ISP article

ISP. A project to develop the field of service research

ISP stands for 'Institutional Strategic Project' or Institutionally Anchored Strategic Project.

This strategic and environment-building research project aims to develop the field of service research through interdisciplinary and comparative exploration of how service interaction is politicized, prioritized, modeled, and experienced at various levels and by different actors in the Norwegian welfare state. More specifically, we focus on how social and structural dynamics create conditions for health and welfare services and identify factors that have the potential to promote sustainable public services and hinder what can be considered undesirable variations related to service development and service interaction. The project is situated within one of the current paradoxes representing a societal challenge for all European states. On the one hand, there is a need to cut public expenditures due to reduced public revenues in combination with existing 'austerity policies,' but on the other hand, the need for public services is increasing due to social changes resulting from factors such as the global decline in employment, increased migration, and an aging population.

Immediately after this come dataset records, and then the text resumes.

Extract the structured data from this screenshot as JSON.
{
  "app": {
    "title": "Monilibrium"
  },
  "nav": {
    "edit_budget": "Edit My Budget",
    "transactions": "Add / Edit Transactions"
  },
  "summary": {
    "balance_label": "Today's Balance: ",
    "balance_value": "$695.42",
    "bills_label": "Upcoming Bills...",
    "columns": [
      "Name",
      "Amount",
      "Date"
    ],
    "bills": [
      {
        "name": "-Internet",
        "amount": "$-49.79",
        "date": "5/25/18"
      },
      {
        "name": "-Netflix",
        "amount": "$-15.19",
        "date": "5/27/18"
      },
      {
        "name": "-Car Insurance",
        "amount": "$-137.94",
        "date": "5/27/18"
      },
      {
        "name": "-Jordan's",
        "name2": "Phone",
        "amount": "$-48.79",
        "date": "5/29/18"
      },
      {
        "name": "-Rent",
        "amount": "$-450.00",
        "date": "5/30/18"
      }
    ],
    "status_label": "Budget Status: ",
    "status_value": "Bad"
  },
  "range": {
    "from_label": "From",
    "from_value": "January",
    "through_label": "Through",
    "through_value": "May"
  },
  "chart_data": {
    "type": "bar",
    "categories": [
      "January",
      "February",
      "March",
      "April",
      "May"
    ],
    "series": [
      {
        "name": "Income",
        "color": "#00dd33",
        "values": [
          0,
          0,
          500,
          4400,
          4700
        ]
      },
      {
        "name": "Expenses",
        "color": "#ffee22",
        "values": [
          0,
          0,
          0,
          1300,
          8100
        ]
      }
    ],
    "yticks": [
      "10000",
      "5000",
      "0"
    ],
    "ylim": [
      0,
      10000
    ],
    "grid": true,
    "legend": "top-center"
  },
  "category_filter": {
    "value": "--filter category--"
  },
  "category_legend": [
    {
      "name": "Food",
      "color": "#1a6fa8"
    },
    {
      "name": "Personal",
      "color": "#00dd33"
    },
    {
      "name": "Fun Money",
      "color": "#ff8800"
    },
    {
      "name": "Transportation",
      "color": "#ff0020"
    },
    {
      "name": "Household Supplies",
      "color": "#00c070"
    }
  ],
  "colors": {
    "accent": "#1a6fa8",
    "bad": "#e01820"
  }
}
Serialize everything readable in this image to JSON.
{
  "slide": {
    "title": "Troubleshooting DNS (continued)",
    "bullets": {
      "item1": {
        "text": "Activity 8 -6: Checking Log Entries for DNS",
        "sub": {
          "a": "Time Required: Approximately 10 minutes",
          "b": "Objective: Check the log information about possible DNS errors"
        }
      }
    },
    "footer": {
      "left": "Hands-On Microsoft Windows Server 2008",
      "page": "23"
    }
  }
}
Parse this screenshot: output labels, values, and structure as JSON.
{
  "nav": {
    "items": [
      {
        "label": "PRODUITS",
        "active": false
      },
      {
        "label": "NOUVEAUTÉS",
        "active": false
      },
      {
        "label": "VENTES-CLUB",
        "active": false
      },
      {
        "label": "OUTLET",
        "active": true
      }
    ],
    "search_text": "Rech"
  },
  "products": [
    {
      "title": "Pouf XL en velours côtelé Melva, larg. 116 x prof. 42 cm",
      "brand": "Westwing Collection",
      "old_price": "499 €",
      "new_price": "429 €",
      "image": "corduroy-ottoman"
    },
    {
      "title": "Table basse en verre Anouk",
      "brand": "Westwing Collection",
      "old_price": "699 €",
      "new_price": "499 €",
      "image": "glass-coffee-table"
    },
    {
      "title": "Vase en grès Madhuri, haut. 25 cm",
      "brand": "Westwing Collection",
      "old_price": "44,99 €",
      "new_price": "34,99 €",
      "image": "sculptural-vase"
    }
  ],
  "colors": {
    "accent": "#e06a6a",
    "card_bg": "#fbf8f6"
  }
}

In Norway, there is a broad political consensus that basic welfare services should be the responsibility of the public sector and that citizens should have universal access to services of equal quality. This places great pressure on those responsible for delivering services. The healthcare and care sector is one of the sectors that make up the institutional landscape in Norway. Primary healthcare services are decentralized, or municipalized, and municipalities can thus be said to constitute the institutional backbone of the state. This 'backbone,' or more specifically, the municipal health and care services, is our starting point in the project. However, we are also concerned with the relationship between municipal sectors and services and specialized healthcare, the larger institutional context, and power relations that shape municipal priorities and emphasis on service interaction. Our research focus in our four work packages, therefore, collectively covers a range of factors that will provide us with new knowledge about service interaction and factors that either promote or hinder municipal variation in this regard. These include: a) examining the conditions for developing sustainable services, b) the work that produces services and the systems that surround that work, c) the organization and management of municipal services, d) municipal and national practices and policies regarding service interaction, and e) local, national, and international policy trends in the health and care field and how such trends 'travel.'

The project is five years in duration and is led by the Centre for Care Research (SOF), West, at the Western Norway University of Applied Sciences (HVL). The project has five national partners - SOF East, South, Central, North, and NORCE Community, and four international partners - the University of California, San Francisco, Aarhus University, Mid Sweden University, and the Netherlands Research Institute for Health Services Research.


Project Leader:

Anette Fagertun, Professor

Centre for Care Research, West

Phone: 55 58 58 49




Norwegian Research Council, 2019 - 2024